> [To do]
Go through the listing that follows and report the number of lines with the string "JSON" in them, nothing more.

> [Source data]
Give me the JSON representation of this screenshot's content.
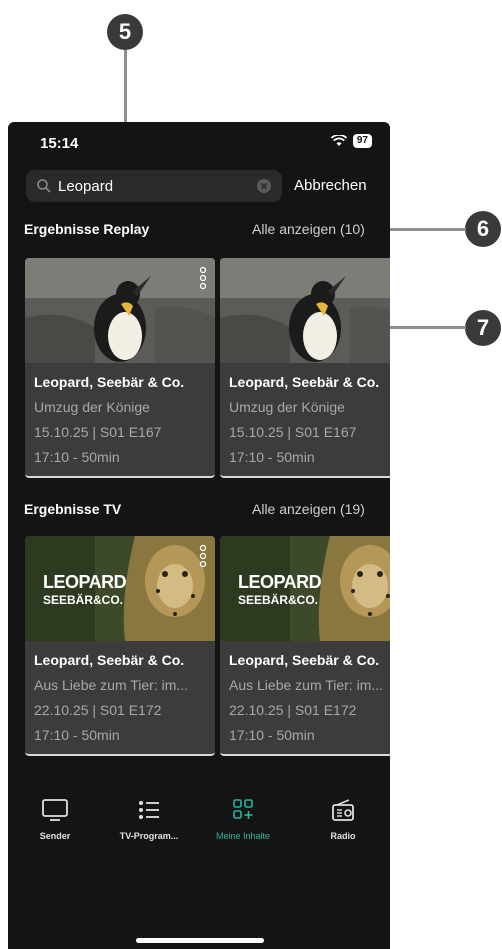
{
  "annotations": {
    "five": "5",
    "six": "6",
    "seven": "7"
  },
  "status_bar": {
    "time": "15:14",
    "battery": "97"
  },
  "search": {
    "value": "Leopard",
    "cancel_label": "Abbrechen"
  },
  "replay_section": {
    "title": "Ergebnisse Replay",
    "show_all": "Alle anzeigen (10)",
    "cards": [
      {
        "title": "Leopard, Seebär & Co.",
        "subtitle": "Umzug der Könige",
        "episode": "15.10.25 | S01 E167",
        "time": "17:10 - 50min"
      },
      {
        "title": "Leopard, Seebär & Co.",
        "subtitle": "Umzug der Könige",
        "episode": "15.10.25 | S01 E167",
        "time": "17:10 - 50min"
      }
    ]
  },
  "tv_section": {
    "title": "Ergebnisse TV",
    "show_all": "Alle anzeigen (19)",
    "cards": [
      {
        "title": "Leopard, Seebär & Co.",
        "subtitle": "Aus Liebe zum Tier: im...",
        "episode": "22.10.25 | S01 E172",
        "time": "17:10 - 50min",
        "thumb_text_1": "LEOPARD",
        "thumb_text_2": "SEEBÄR&CO."
      },
      {
        "title": "Leopard, Seebär & Co.",
        "subtitle": "Aus Liebe zum Tier: im...",
        "episode": "22.10.25 | S01 E172",
        "time": "17:10 - 50min",
        "thumb_text_1": "LEOPARD",
        "thumb_text_2": "SEEBÄR&CO."
      }
    ]
  },
  "bottom_nav": {
    "items": [
      {
        "label": "Sender",
        "icon": "tv-icon"
      },
      {
        "label": "TV-Program...",
        "icon": "list-icon"
      },
      {
        "label": "Meine Inhalte",
        "icon": "grid-plus-icon",
        "active": true
      },
      {
        "label": "Radio",
        "icon": "radio-icon"
      }
    ]
  },
  "colors": {
    "accent": "#28b5a0",
    "background": "#141414",
    "card": "#3c3c3c"
  }
}
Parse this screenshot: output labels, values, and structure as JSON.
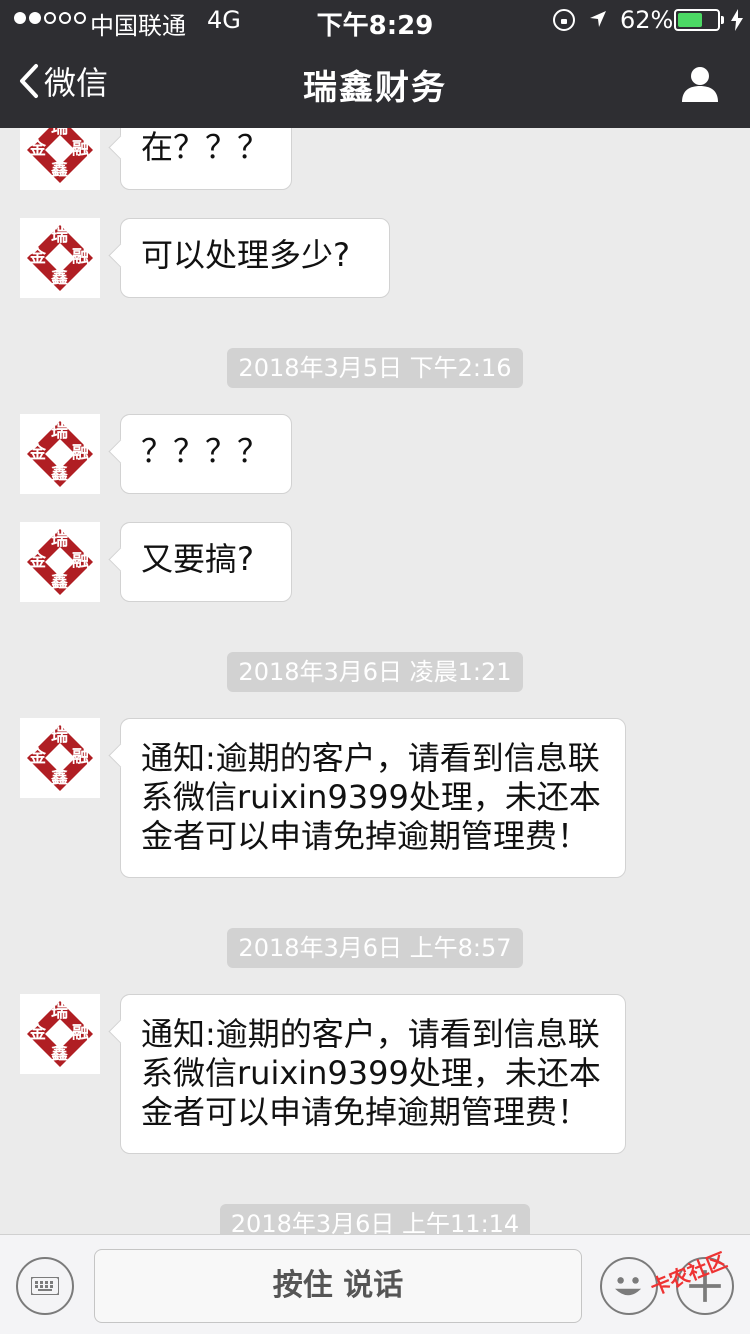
{
  "status_bar": {
    "carrier": "中国联通",
    "network": "4G",
    "time": "下午8:29",
    "battery": "62%",
    "battery_level": 0.62,
    "signal_bars": 2
  },
  "nav": {
    "back_label": "微信",
    "title": "瑞鑫财务"
  },
  "avatar": {
    "top": "瑞",
    "left": "金",
    "right": "融",
    "bottom": "鑫",
    "color": "#b01e23"
  },
  "messages": [
    {
      "type": "text",
      "text": "在？？？"
    },
    {
      "type": "text",
      "text": "可以处理多少?"
    },
    {
      "type": "time",
      "text": "2018年3月5日 下午2:16"
    },
    {
      "type": "text",
      "text": "？？？？"
    },
    {
      "type": "text",
      "text": "又要搞?"
    },
    {
      "type": "time",
      "text": "2018年3月6日 凌晨1:21"
    },
    {
      "type": "text",
      "lines": [
        "通知:逾期的客户，请看到信息联",
        "系微信ruixin9399处理，未还本",
        "金者可以申请免掉逾期管理费！"
      ]
    },
    {
      "type": "time",
      "text": "2018年3月6日 上午8:57"
    },
    {
      "type": "text",
      "lines": [
        "通知:逾期的客户，请看到信息联",
        "系微信ruixin9399处理，未还本",
        "金者可以申请免掉逾期管理费！"
      ]
    },
    {
      "type": "time",
      "text": "2018年3月6日 上午11:14"
    }
  ],
  "input_bar": {
    "hold_to_talk": "按住 说话"
  },
  "watermark": "卡农社区"
}
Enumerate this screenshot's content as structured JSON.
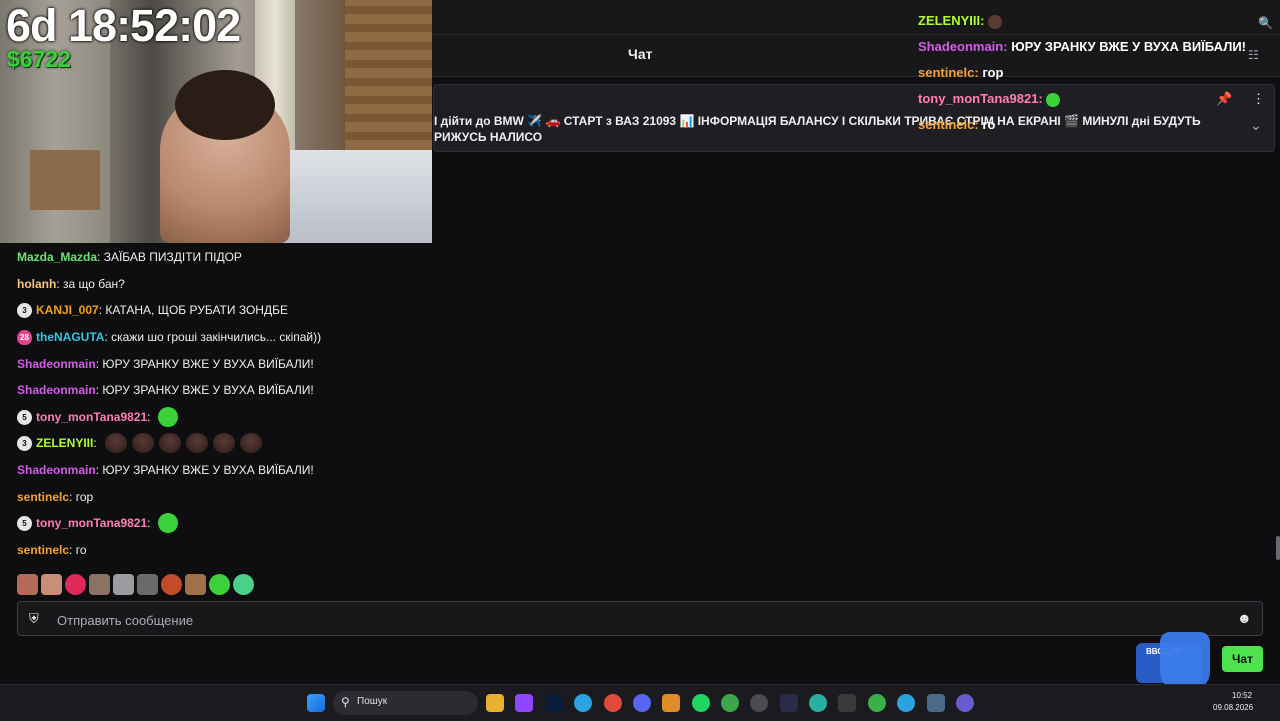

> [Written response]
3